Unlike other tests for identifying forms of autism, the MIGDAS is an interview process that teaches evaluators to follow the agenda of the child to explore that child’s sensory-driven worldview as the child plays with toys and discusses preferred topics with a group of adults. It is a method that involves dynamic interaction between the evaluators and the child. The sensory toys and topics used will vary depending on the individual child’s particular interests.
With the MIGDAS, the evaluators gather systematic, descriptive information about the child in three key areas: language and communication, social relationships and emotional responses, and sensory use and interests. The descriptive profile of the child’s behavior can be compared to the behaviors typically seen in children who do and who do not have autism spectrum disorders. The MIGDAS interview protocol does not provide a score or a standardized set of numbers.
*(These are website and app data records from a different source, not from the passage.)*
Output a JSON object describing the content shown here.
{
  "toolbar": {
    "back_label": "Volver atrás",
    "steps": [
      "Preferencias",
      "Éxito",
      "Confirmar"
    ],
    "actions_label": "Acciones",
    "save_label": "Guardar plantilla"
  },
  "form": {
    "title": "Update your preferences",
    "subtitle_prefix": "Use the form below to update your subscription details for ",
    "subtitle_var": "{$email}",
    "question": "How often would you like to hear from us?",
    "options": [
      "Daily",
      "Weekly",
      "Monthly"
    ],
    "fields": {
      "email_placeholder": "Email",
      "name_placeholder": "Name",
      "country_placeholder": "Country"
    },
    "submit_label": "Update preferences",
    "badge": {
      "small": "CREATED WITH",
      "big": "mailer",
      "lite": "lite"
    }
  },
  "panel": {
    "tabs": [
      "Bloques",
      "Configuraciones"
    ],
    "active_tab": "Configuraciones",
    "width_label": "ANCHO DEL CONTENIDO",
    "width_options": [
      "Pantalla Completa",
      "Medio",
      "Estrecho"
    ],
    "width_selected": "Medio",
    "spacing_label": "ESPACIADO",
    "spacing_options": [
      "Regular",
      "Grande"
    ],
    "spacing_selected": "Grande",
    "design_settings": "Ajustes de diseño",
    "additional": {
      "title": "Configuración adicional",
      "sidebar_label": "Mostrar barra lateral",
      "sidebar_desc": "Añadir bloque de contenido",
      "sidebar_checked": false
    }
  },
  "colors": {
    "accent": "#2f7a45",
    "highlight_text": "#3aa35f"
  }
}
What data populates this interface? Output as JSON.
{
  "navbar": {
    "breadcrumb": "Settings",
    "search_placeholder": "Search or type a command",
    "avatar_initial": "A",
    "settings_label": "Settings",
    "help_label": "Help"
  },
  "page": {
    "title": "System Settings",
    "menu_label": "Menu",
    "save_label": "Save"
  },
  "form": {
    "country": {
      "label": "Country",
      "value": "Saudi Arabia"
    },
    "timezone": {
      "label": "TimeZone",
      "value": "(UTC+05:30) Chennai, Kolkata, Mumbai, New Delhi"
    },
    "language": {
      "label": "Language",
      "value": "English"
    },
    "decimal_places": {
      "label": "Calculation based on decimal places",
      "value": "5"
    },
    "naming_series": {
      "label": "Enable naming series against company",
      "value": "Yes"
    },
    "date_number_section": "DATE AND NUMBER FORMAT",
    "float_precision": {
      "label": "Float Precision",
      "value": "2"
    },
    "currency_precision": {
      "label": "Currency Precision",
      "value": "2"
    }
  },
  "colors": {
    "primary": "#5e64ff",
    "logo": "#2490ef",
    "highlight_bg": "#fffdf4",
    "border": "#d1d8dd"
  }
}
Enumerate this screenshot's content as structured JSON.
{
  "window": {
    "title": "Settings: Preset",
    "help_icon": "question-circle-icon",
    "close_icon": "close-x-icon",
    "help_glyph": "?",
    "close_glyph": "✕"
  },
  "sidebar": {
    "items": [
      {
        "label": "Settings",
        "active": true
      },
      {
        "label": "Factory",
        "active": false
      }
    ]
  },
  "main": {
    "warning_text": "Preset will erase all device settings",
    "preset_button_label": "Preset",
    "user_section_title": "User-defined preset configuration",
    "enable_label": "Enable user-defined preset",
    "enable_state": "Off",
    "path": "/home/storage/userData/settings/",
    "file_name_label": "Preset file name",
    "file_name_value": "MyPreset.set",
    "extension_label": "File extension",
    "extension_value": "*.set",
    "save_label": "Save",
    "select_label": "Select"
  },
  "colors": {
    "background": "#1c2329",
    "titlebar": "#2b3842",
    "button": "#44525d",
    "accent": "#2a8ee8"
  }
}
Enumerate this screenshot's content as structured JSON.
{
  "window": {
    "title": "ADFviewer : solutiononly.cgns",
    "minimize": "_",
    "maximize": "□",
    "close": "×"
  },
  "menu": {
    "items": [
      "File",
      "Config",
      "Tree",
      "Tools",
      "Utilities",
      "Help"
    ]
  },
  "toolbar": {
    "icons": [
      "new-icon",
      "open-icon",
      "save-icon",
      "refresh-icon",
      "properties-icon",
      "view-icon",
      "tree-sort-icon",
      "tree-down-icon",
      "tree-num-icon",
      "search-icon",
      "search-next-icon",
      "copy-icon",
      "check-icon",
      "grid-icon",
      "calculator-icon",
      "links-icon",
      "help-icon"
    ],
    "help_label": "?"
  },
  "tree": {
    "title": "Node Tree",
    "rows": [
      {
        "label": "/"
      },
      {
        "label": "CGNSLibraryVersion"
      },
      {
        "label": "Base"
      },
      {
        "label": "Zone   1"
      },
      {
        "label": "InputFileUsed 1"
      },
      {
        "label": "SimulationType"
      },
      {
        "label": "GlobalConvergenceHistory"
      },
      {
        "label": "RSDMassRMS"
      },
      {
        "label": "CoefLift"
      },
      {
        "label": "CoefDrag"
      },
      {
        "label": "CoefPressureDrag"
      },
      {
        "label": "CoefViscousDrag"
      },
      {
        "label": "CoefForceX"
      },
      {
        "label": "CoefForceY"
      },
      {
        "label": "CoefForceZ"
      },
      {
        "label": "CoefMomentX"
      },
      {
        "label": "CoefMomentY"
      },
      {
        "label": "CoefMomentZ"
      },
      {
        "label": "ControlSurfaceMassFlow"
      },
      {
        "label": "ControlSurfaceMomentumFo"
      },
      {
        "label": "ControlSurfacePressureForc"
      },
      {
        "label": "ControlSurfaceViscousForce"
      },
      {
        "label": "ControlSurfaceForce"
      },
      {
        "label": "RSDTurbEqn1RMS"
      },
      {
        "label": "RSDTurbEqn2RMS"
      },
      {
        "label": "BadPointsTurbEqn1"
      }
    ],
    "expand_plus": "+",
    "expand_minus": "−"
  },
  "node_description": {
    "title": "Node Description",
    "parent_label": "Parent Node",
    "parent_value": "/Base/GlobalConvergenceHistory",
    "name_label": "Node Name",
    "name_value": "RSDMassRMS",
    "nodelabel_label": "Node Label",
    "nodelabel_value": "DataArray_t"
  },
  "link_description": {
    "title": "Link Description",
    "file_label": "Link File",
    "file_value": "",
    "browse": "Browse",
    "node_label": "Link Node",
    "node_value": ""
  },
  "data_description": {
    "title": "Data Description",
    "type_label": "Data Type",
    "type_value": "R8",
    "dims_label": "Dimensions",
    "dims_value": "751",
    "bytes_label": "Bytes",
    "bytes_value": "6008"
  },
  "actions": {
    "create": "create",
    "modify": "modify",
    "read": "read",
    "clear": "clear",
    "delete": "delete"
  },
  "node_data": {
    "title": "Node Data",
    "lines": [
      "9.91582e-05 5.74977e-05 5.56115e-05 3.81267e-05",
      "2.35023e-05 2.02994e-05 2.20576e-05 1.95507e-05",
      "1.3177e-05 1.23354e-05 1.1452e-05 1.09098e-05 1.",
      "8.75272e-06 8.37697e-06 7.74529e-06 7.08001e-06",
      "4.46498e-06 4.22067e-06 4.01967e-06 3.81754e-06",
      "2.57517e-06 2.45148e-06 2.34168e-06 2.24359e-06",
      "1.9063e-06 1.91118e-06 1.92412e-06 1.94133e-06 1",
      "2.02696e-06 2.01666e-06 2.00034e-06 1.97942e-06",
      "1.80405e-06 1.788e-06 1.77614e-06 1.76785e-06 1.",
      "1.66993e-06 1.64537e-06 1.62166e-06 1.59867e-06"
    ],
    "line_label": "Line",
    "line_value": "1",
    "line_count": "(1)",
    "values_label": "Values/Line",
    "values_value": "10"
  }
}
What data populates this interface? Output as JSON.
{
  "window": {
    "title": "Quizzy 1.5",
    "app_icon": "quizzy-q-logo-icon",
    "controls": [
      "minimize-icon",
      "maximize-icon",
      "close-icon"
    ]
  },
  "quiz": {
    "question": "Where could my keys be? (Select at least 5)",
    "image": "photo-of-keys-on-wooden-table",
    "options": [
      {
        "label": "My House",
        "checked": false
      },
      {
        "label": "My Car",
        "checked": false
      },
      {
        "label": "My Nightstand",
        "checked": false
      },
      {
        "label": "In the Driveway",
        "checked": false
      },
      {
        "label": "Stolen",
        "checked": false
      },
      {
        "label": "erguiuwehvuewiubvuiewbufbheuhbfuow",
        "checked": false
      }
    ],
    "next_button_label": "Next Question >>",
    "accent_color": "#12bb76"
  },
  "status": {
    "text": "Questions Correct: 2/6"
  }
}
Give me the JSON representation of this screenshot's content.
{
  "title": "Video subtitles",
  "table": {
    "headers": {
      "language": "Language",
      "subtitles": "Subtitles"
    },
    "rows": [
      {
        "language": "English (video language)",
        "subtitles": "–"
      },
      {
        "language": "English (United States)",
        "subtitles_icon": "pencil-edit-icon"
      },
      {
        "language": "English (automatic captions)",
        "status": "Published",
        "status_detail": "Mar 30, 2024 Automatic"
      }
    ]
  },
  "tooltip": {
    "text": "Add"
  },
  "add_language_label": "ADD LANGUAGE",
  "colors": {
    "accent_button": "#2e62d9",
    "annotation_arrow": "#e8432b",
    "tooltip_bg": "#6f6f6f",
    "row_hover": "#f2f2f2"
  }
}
Most tests require the child to conform to the agenda of the evaluators. Children with high-functioning forms of autism are adept at following adult prompts and may not show enough of their underlying pattern of developmental differences in standardized test situations. MIGDAS allows for a neurodiversity affirming approach to follow the clients lead and symptom presentation.
Psychological evaluations follow evidence based best practices. They are comprehensive, multidimensional, and look at the whole individual. The best practices for autism evaluations has been ever adapting since the development of autism specific assessments. For years, evaluators focused on scores and numbers to quantify autism. This has been in line with traditional testing measures and guided care; however, this can be particularly difficult and cause great misunderstanding for those who do not have formal training in assessment. It also gave way to misinterpreting individuals’ functioning level based on their strengths and needs.
At Fundamental Psychology, we strive to provide neuro-affirming evaluations and care. We utilize the Monteiro Interview Guidelines for Diagnosing the Autism Spectrum, Second Edition (MIGDAS-2). One of the great things about this assessment is that the results are done in a more strength based narrative. Each evaluation allows the evaluator to develop a behavior profile for each individual by conducting a sensory-based interview. It also incorporates collateral information from caregivers and/or family members when applicable. The MIGDAS is a qualitative approach to the observations during evaluation and reported data from a diagnostic interview, which is then utilized in conjunction with a thorough developmental history and other autism rating scales.
In the past, the focus of autism evaluations has relied heavily on behaviors we see during testing and to make recommendations on how to improve them. As we learn more about autism and the autistic experience it is becoming more apparent that behaviors observed serve a greater purpose and do not need to be diminished. Focusing on strength based approach to understanding an individuals’ sensory needs can be more empowering and helpful for their functioning across setting. Another positive about this particular assessment is that it less structured and allows the individual more freedom as well as a supportive environment within the testing session.
Find more information about MIGDAS directly from the source: